No worries about that in China: Both sides make it abundantly clear how they feel about each other. That may serve the ends of good journalism well, but it doesn’t necessarily get us closer to big-picture realism. It doesn’t help that Beijing makes things very tough for reporters in China. There’s a vicious circle in play here, where shabby treatment of reporters at various levels, central and local — and this can include making access difficult, surveillance, harassment, denial of visa renewals, expulsion, and even in some cases roughing-up or detention — tends to lead to more negative reporting, which in turn begets more shabby treatment.

It should not be a surprise that given the structural limits, given the American assumptions about journalism’s proper role, given Beijing’s completely different conceptions of what journalism ought to be, and given the way journalists are too often treated in China, that there would be many stories devoted to official malfeasance, corruption, human rights violations, popular unrest, oppression of minorities or marginalized groups, inequality, censorship, environmental degradation, and so forth.

This is not by any means all there is to China.
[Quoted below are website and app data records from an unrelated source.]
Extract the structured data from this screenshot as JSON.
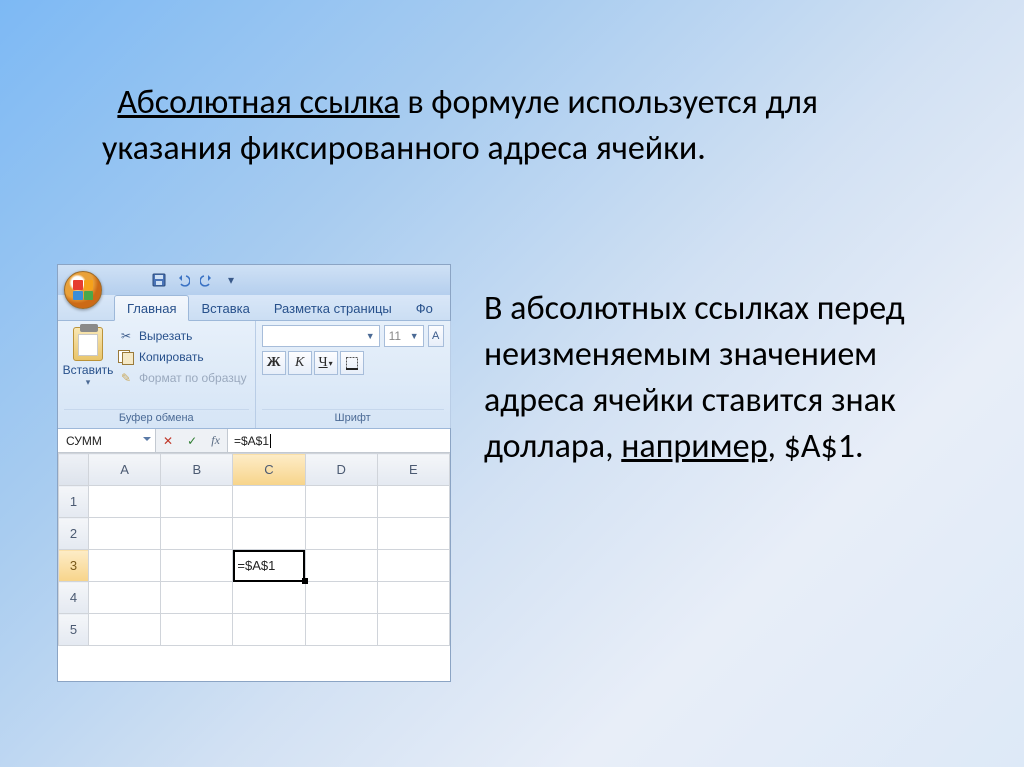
{
  "text": {
    "p1_u": "Абсолютная ссылка",
    "p1_rest": " в формуле используется для указания фиксированного адреса ячейки.",
    "p2_a": "В абсолютных ссылках перед неизменяемым значением адреса ячейки ставится знак доллара, ",
    "p2_u": "например",
    "p2_b": ", $A$1."
  },
  "excel": {
    "tabs": {
      "home": "Главная",
      "insert": "Вставка",
      "layout": "Разметка страницы",
      "fo": "Фо"
    },
    "clipboard": {
      "paste": "Вставить",
      "cut": "Вырезать",
      "copy": "Копировать",
      "format": "Формат по образцу",
      "title": "Буфер обмена"
    },
    "font": {
      "size": "11",
      "bold": "Ж",
      "italic": "К",
      "underline": "Ч",
      "title": "Шрифт"
    },
    "namebox": "СУММ",
    "fx": "fx",
    "formula": "=$A$1",
    "cols": [
      "A",
      "B",
      "C",
      "D",
      "E"
    ],
    "rows": [
      "1",
      "2",
      "3",
      "4",
      "5"
    ],
    "cell_c3": "=$A$1"
  }
}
Nor is it all that’s being reported: Plenty of stories look at scrappy entrepreneurs, at China’s great success in infrastructure, in improving livelihoods, at the flourishing art scene, and much more. But it’s very easy for me to understand why it is that Chinese people who are attuned to U.S. coverage of China would find it very biased and unrepresentative.

There are times when I personally feel that bias is in play in ways that aren’t structural, and really can be fixed. Very recently I got into a (very civil) discussion with a Washington Post reporter who had run a piece headlined “China orders Muslim shopkeepers to sell alcohol, cigarettes, to ‘weaken’ Islam.” Reading the piece, though, it was clear that this was a policy ordered by officials (or an official) in one town in China. To call it “China” ordering this was, I thought, very misleading: It would give readers the impression that this was a national policy. Despite my arguments, and despite the fact that the reporter agreed that “China village officials order…as part of government campaign to weaken Islam” would be clearer, he said that there just wouldn’t have been room for that headline. He let it stand (as did his editor). I’m appealing this to a “higher court” and hope that it will be fixed: The last thing I want is to give people who believe that there’s a systematic, inherent bias in U.S. reporting on China any more ammunition.

A veteran reporter, James Fallows (national correspondent for The Atlantic), was on a panel with me at NYU Shanghai a few weeks ago, and he said something I thought was very true, if not very practicable: If China really wanted the U.S. (he said “Western,” I think) press to report more positively on China, it should reverse its current course of severely restricting the number of foreign correspondents in China, and make it easy for thousands to report here. Writing, as they necessarily would, on a much larger range of topics, overall coverage would improve and be more positive. After all, as Fallows said, “No reasonable person could look at what this country has done in the last 35 years and not conclude that they’ve gotten many things right.”

A great idea — but alas, it costs a lot of money to keep a correspondent in the field, and there’s a limited appetite domestically for China stories. Still, I do believe that Beijing is shooting itself in the foot in its attitudes toward foreign reporters. A more laissez-faire attitude, I think, would hurt in the short run but, I honestly believe, help very much in the long run.

Kuora is a weekly column.